Directed field experiences in teaching, coaching, and laboratory settings. Guidelines for the field experiences are provided and agreed upon at the beginning of the course.
An opportunity for in-depth work at a professional site in an area of exercise and sport science. The internship must meet standards of the department and the University, including completion of a pre-internship checklist. Prerequisites: Satisfactory grade in ESS 405, overall GPA of 2.750, department advisor permission, and senior standing.
Statistical tools for scientific research, including parametric and non-parametric methods for ANOVA and group comparisons, simple linear and multiple linear regression. Emphasis placed on the use of dedicated statistical software.
Research design and methodology in environmental exercise physiology.
Techniques of in-lab exercise testing and result interpretation in healthy and/or diseased populations.
Techniques of field-based exercise testing and result interpretation in healthy and/or diseased populations.
Provides advanced content on research-based findings of how exercise alters biochemical function in skeletal muscle, the liver and adipose tissue. Prerequisite: HAEP graduate standing.
Physiological study of acute and chronic responses to exercise in diseased populations.
Principles of exercise physiology in extreme environmental conditions including extreme temperatures, hyper- and hypobarometric pressure, air pollution, sleep deprivation, and zero gravity. Healthy and diseased populations are studied.
Advanced research and principles of exercise physiology in extreme environmental conditions including extreme temperatures, hyper- and hypobarometric pressure, air pollution, sleep deprivation, and zero gravity. Healthy and diseased populations are studied. Prerequisite: ESS 640.
Current topics and issues in exercise and sport science and environmental exercise physiology.

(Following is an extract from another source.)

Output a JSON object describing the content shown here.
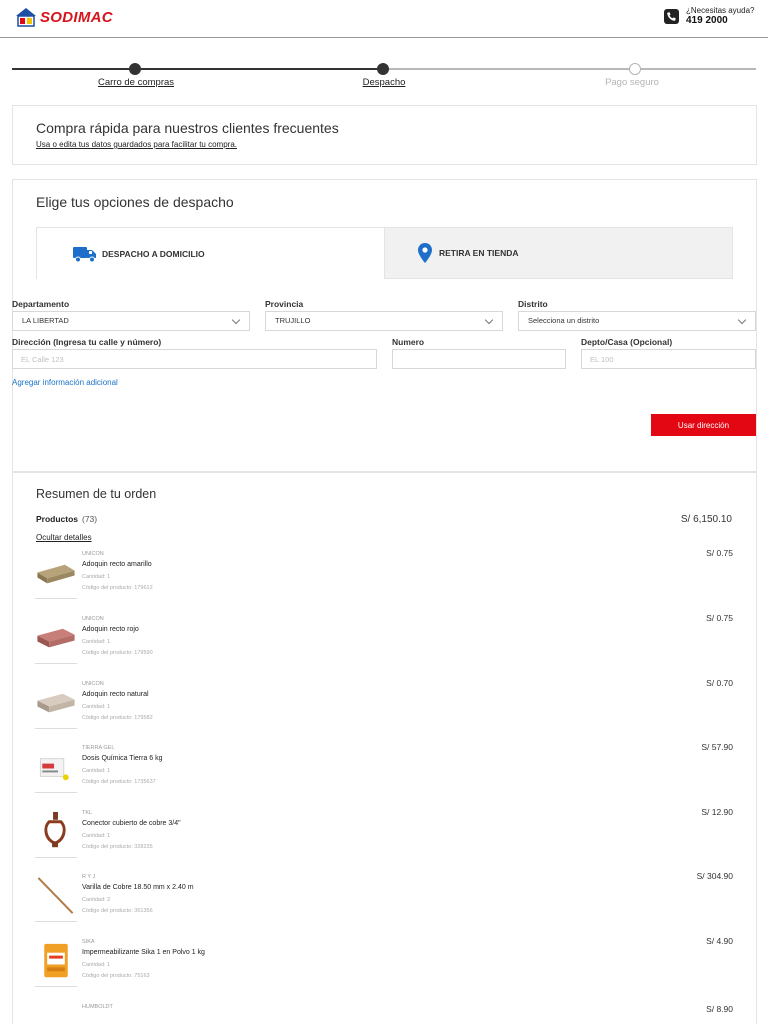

Seminar topics change each semester. Emphasis may be placed on thesis proposal development and submission of the proposal to Western’s Human Research Committee.
Development of skills in health promotion program design, implementation and evaluation. Specific emphasis may be placed on healthy and diseased populations in extreme environments.
Role of exercise/physical activity in the prevention, pathophysiology and treatment of chronic diseases. Hands on clinical exercising programming experiences.
A foundation course that covers 1) the structure and function of the cardiopulmonary systems; 2) exercise-related physiological changes of the cardiopulmonary system and their applications to exercise training; and 3) pathophysiological changes secondary to cardiopulmonary dysfunction and their effects on function.
Advanced study for students with specialized interest in a particular area of environmental exercise physiology. Prerequisite: advisor permission.
Independent research project, supervised by academic advisor. Prerequisites: second year graduate standing, ESS 650.
An opportunity for in-depth work at a site in the area of academic concentration. The experiences must meet standards of the department and the University. Prerequisite: advisor permission.